After noting that research shows electronic advocacy does indeed have an effect, McNutt makes 6 suggestions to nonprofits involved in the arena, including the always key – but too easy to lose sight of – idea that ultimately, e-advocacy is about human relationships, not technology, which is just a set of tools that can help you shape the future.

You can read the full article at Third Sector New England.

IRS Form 990: Have Your Say

Submitted by Holly on Mon, 07/30/2007 - 8:40am

Thanks to an alert from The Nonprofit Times, I got word about a new wiki put together by the National Center for Charitable Statistics and Guidestar for the sector to provide input into what the new Form 990 should look like. The IRS unveiled a revised Form 990 draft in June and is accepting public comment until September 14. Questions and comments about the draft form can be emailed to Form990Revision@irs.gov or mailed to the IRS:

Form 990 Redesign, SE:T:EO
1111 Constitution Ave., NW
Washington, D.C.; 20224.

The new form is expected to be ready next year, in time for the 2009 filing season.

To Protect and Celebrate (the Internet)

Submitted by Brett on Fri, 07/27/2007 - 2:22pm

OneWebDay bills itself as Earth Day for the Internet because it promotes protection of the Internet’s collaborative, participatory nature, as well as celebration. On September 22, nonprofits can help make the web “just a little better than it was before” simply by taking part: it’s up to you to decide how.

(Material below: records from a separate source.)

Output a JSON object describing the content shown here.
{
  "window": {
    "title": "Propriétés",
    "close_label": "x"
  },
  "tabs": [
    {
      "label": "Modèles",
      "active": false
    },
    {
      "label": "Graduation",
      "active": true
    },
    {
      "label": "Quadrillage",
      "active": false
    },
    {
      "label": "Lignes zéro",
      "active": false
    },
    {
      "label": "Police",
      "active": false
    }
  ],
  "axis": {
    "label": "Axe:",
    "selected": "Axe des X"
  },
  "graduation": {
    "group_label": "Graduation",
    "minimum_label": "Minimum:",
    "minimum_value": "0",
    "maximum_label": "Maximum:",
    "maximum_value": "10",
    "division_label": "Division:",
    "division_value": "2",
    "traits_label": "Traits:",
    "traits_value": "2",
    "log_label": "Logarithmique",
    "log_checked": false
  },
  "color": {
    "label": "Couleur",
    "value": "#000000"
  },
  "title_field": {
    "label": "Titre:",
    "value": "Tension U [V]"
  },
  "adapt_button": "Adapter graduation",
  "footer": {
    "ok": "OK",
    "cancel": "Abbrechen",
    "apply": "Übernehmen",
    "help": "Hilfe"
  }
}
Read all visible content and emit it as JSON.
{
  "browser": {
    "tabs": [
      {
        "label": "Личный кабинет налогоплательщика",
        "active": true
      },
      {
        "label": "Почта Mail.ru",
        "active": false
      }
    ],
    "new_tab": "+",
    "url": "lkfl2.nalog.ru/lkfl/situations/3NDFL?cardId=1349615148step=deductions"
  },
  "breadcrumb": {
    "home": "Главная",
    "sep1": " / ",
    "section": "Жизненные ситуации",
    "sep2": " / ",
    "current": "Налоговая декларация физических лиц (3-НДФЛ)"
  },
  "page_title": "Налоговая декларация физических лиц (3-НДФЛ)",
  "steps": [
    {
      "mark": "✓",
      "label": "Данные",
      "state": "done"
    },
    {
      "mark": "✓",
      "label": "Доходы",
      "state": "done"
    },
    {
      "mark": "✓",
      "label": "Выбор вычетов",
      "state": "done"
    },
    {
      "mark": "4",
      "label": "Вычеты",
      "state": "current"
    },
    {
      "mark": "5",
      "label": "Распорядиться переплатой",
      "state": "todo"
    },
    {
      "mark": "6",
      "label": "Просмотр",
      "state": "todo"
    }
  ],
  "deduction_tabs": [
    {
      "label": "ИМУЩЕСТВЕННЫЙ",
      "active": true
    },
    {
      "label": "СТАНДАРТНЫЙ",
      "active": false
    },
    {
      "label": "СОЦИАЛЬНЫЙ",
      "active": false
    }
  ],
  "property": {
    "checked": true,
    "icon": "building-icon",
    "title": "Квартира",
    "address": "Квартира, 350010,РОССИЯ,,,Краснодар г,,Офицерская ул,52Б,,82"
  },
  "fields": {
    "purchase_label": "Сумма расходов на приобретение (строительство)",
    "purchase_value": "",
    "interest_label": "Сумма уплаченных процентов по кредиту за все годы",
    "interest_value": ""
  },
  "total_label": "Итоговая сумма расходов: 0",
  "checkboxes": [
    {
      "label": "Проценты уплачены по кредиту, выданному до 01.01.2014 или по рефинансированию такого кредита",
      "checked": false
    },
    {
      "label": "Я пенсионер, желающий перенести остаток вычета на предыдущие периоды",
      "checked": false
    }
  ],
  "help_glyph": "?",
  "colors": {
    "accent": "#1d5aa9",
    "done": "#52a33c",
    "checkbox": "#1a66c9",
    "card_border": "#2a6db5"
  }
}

For last year’s inaugural event, physical gatherings took place in several countries, while some of the more innovative projects took place online, including one by a blogger in the Phillipines who collected personal stories on how the internet has changed lives. This year’s event is still in the planning stages – you can keep track of the news on their web site or suggest ideas through their Project Proposal Wiki– but there will be a heavy emphasis on short videos.

Is Your Email Managing You?

Submitted by Holly on Thu, 07/26/2007 - 8:14am
I think the answer is yes. As next week's webinar presenter Heather Holdridge told me, you have to fish where the fish gather. And the fish, my friends, are at the social networking sites.

MySpace is the world's 6th most popular website, with over 100 million accounts. Facebook is the second most visited site on the web, with over 30 million users. If you want to fish where the fish are at, social networking sites seem like a smart place to start! In this webinar, you'll get a strategic overview of what these sites are and the opportunities they present nonprofits. We'll follow with specific case studies that show how nonprofits are using social networking sites to build their email lists, whether they're e-newsletter, action alert, or donor lists. After these real examples (with statistics), you'll leave with a clear understanding of how social networks can complement your outreach strategies.

When: Monday, July 30, 11am Pacific

Presented by: Justin Perkins and Heather Holdridge of Care2

> Register now!

21 Days of Twitter Day 1: John Edwards Hearts Me!

Submitted by Holly on Tue, 07/24/2007 - 4:57pm

The magnificent Beth Kanter told me (well, she told a room full of us at one of her presentations) that it takes 21 days to create a habit (you know, outside of the wrong kinds of habits). Since my New Year's Resolution in 2007 was to be less snarky, I've embarked upon a grand experiment: I'm going to try all those crazy Web 2.0 tools I currently mock. I'll use each for 21 (work) days and see if I learn anything useful. Along the way, I'll document anything cool, useful, or fun that happens.

I'm starting with Twitter. Twitter is the lazy man's blog. It's an application that lets you quickly and easily publish what you're up to -- the blog you're reading, the report you're writing, the cat you're feeding. You invite your friends to "follow" your actions, and you can choose to follow theirs. The result? A constantly updated stream of what everyone in your network is up to. And folks, that's a lot of chatter.